*** Opening of MATERIAL FOR THE TASK ***

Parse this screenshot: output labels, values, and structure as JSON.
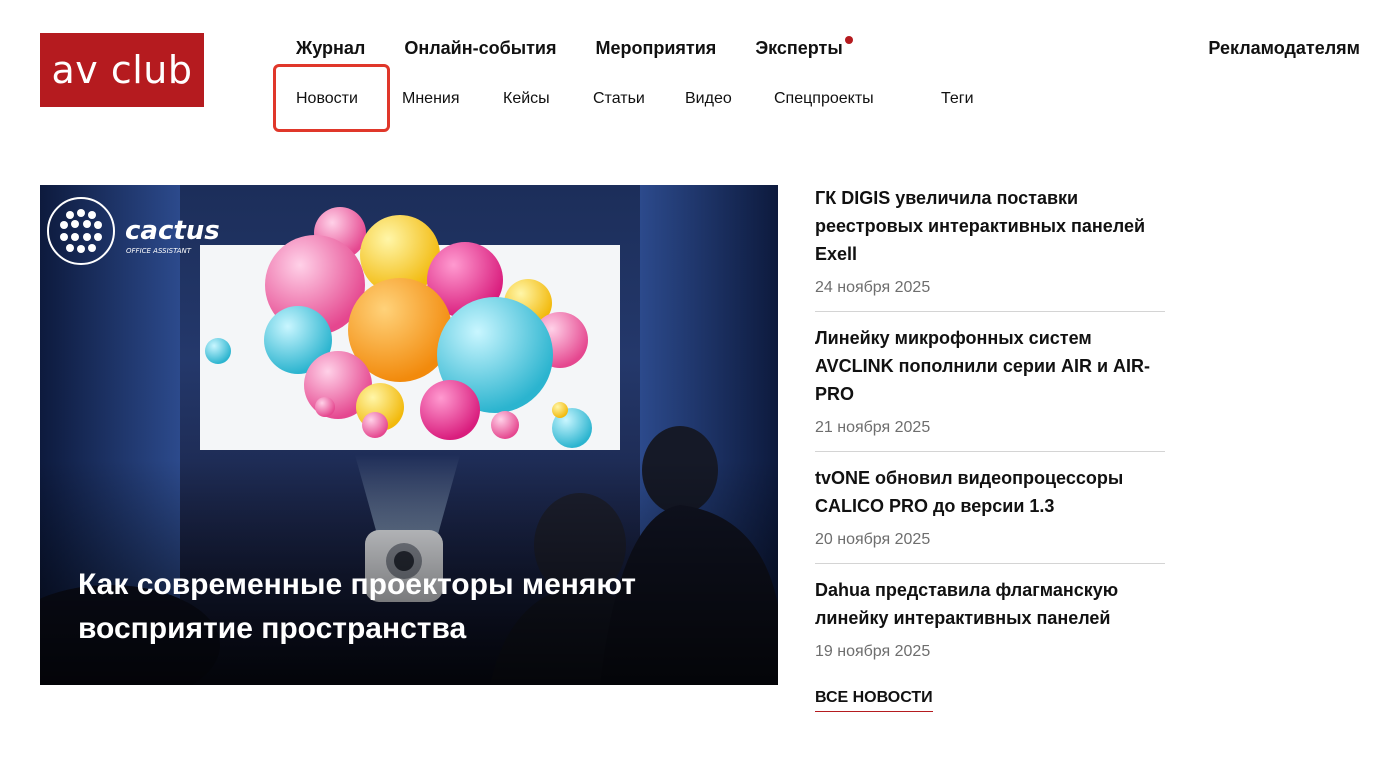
{
  "logo": {
    "text": "av club",
    "color": "#b51b1f"
  },
  "nav": {
    "main": [
      "Журнал",
      "Онлайн-события",
      "Мероприятия",
      "Эксперты"
    ],
    "advertisers": "Рекламодателям",
    "sub": [
      "Новости",
      "Мнения",
      "Кейсы",
      "Статьи",
      "Видео",
      "Спецпроекты",
      "Теги"
    ]
  },
  "hero": {
    "title": "Как современные проекторы меняют восприятие пространства",
    "brand": "cactus",
    "brand_sub": "OFFICE ASSISTANT"
  },
  "news": [
    {
      "title": "ГК DIGIS увеличила поставки реестровых интерактивных панелей Exell",
      "date": "24 ноября 2025"
    },
    {
      "title": "Линейку микрофонных систем AVCLINK пополнили серии AIR и AIR-PRO",
      "date": "21 ноября 2025"
    },
    {
      "title": "tvONE обновил видеопроцессоры CALICO PRO до версии 1.3",
      "date": "20 ноября 2025"
    },
    {
      "title": "Dahua представила флагманскую линейку интерактивных панелей",
      "date": "19 ноября 2025"
    }
  ],
  "all_news": "ВСЕ НОВОСТИ",
  "colors": {
    "accent": "#b51b1f",
    "highlight": "#e0372a"
  }
}
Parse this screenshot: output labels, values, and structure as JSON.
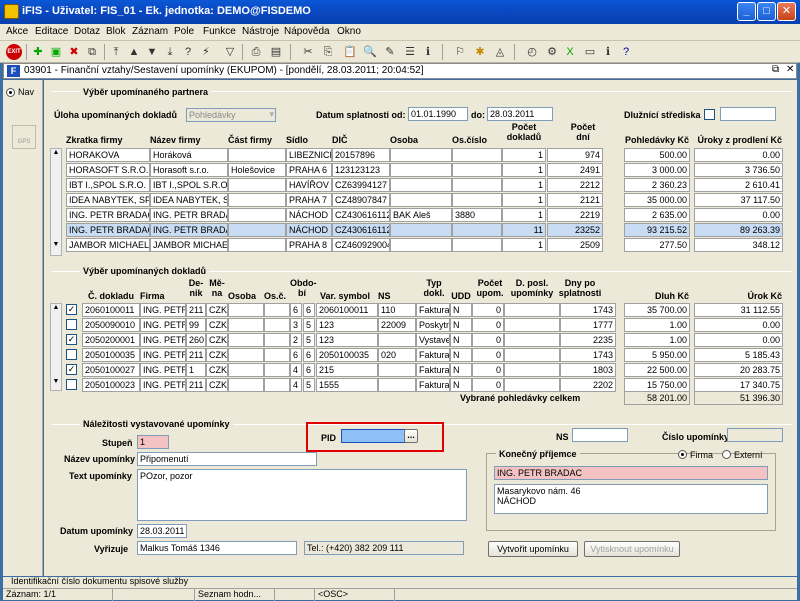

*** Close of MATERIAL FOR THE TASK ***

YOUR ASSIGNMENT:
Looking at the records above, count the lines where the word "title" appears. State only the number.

TASK OUTPUT:
5